:: EXERCISE GOAL ::
Restate the data below, keeping every line the same.

※

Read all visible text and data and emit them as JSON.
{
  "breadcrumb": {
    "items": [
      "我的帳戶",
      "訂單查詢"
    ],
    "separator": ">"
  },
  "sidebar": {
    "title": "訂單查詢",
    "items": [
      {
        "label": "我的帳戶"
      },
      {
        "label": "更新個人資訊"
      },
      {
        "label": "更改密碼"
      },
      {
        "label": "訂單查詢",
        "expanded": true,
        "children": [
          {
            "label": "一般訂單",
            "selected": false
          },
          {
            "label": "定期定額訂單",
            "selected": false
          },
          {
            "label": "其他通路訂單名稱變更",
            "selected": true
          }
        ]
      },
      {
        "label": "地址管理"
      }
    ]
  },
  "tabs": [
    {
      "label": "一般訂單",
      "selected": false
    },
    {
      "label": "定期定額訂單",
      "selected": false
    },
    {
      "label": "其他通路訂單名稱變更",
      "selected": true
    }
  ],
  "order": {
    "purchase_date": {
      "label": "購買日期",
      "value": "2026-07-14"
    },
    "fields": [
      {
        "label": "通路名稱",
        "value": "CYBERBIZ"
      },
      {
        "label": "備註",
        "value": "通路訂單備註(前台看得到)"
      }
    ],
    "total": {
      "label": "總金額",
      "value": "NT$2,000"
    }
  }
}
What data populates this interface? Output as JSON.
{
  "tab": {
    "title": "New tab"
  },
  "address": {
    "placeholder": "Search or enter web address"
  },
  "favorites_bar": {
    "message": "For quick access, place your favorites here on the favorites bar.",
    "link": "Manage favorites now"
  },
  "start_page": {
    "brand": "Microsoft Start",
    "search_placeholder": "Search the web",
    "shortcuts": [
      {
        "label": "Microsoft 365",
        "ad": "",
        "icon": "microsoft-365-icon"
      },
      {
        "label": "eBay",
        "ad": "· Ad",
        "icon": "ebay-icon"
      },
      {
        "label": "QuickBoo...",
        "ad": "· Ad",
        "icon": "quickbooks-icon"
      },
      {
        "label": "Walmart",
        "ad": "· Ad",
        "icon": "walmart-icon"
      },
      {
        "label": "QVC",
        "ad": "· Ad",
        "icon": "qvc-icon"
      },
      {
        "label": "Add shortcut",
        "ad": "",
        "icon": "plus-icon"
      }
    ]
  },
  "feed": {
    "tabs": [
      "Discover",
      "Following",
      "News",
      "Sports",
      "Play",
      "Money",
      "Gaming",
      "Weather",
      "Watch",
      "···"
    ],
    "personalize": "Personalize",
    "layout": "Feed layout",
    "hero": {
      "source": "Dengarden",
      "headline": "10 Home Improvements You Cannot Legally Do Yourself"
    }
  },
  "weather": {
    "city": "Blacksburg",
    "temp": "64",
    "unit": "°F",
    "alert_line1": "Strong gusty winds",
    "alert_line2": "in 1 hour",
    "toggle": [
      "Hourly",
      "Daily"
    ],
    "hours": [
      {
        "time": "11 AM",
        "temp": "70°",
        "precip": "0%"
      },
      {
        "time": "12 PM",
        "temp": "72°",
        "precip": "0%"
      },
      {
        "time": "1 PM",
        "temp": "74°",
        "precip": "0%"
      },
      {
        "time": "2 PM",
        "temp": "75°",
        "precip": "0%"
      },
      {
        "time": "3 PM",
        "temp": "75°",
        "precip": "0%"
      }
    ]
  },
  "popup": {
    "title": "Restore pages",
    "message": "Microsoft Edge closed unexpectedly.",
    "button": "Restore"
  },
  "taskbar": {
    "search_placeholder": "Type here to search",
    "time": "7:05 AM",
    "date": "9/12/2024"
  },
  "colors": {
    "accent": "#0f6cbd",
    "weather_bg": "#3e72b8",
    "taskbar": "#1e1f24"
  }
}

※

:: EXPECTED OUTPUT ::
Read all visible text and data and emit them as JSON.
{
  "breadcrumb": {
    "items": [
      "我的帳戶",
      "訂單查詢"
    ],
    "separator": ">"
  },
  "sidebar": {
    "title": "訂單查詢",
    "items": [
      {
        "label": "我的帳戶"
      },
      {
        "label": "更新個人資訊"
      },
      {
        "label": "更改密碼"
      },
      {
        "label": "訂單查詢",
        "expanded": true,
        "children": [
          {
            "label": "一般訂單",
            "selected": false
          },
          {
            "label": "定期定額訂單",
            "selected": false
          },
          {
            "label": "其他通路訂單名稱變更",
            "selected": true
          }
        ]
      },
      {
        "label": "地址管理"
      }
    ]
  },
  "tabs": [
    {
      "label": "一般訂單",
      "selected": false
    },
    {
      "label": "定期定額訂單",
      "selected": false
    },
    {
      "label": "其他通路訂單名稱變更",
      "selected": true
    }
  ],
  "order": {
    "purchase_date": {
      "label": "購買日期",
      "value": "2026-07-14"
    },
    "fields": [
      {
        "label": "通路名稱",
        "value": "CYBERBIZ"
      },
      {
        "label": "備註",
        "value": "通路訂單備註(前台看得到)"
      }
    ],
    "total": {
      "label": "總金額",
      "value": "NT$2,000"
    }
  }
}
What data populates this interface? Output as JSON.
{
  "tab": {
    "title": "New tab"
  },
  "address": {
    "placeholder": "Search or enter web address"
  },
  "favorites_bar": {
    "message": "For quick access, place your favorites here on the favorites bar.",
    "link": "Manage favorites now"
  },
  "start_page": {
    "brand": "Microsoft Start",
    "search_placeholder": "Search the web",
    "shortcuts": [
      {
        "label": "Microsoft 365",
        "ad": "",
        "icon": "microsoft-365-icon"
      },
      {
        "label": "eBay",
        "ad": "· Ad",
        "icon": "ebay-icon"
      },
      {
        "label": "QuickBoo...",
        "ad": "· Ad",
        "icon": "quickbooks-icon"
      },
      {
        "label": "Walmart",
        "ad": "· Ad",
        "icon": "walmart-icon"
      },
      {
        "label": "QVC",
        "ad": "· Ad",
        "icon": "qvc-icon"
      },
      {
        "label": "Add shortcut",
        "ad": "",
        "icon": "plus-icon"
      }
    ]
  },
  "feed": {
    "tabs": [
      "Discover",
      "Following",
      "News",
      "Sports",
      "Play",
      "Money",
      "Gaming",
      "Weather",
      "Watch",
      "···"
    ],
    "personalize": "Personalize",
    "layout": "Feed layout",
    "hero": {
      "source": "Dengarden",
      "headline": "10 Home Improvements You Cannot Legally Do Yourself"
    }
  },
  "weather": {
    "city": "Blacksburg",
    "temp": "64",
    "unit": "°F",
    "alert_line1": "Strong gusty winds",
    "alert_line2": "in 1 hour",
    "toggle": [
      "Hourly",
      "Daily"
    ],
    "hours": [
      {
        "time": "11 AM",
        "temp": "70°",
        "precip": "0%"
      },
      {
        "time": "12 PM",
        "temp": "72°",
        "precip": "0%"
      },
      {
        "time": "1 PM",
        "temp": "74°",
        "precip": "0%"
      },
      {
        "time": "2 PM",
        "temp": "75°",
        "precip": "0%"
      },
      {
        "time": "3 PM",
        "temp": "75°",
        "precip": "0%"
      }
    ]
  },
  "popup": {
    "title": "Restore pages",
    "message": "Microsoft Edge closed unexpectedly.",
    "button": "Restore"
  },
  "taskbar": {
    "search_placeholder": "Type here to search",
    "time": "7:05 AM",
    "date": "9/12/2024"
  },
  "colors": {
    "accent": "#0f6cbd",
    "weather_bg": "#3e72b8",
    "taskbar": "#1e1f24"
  }
}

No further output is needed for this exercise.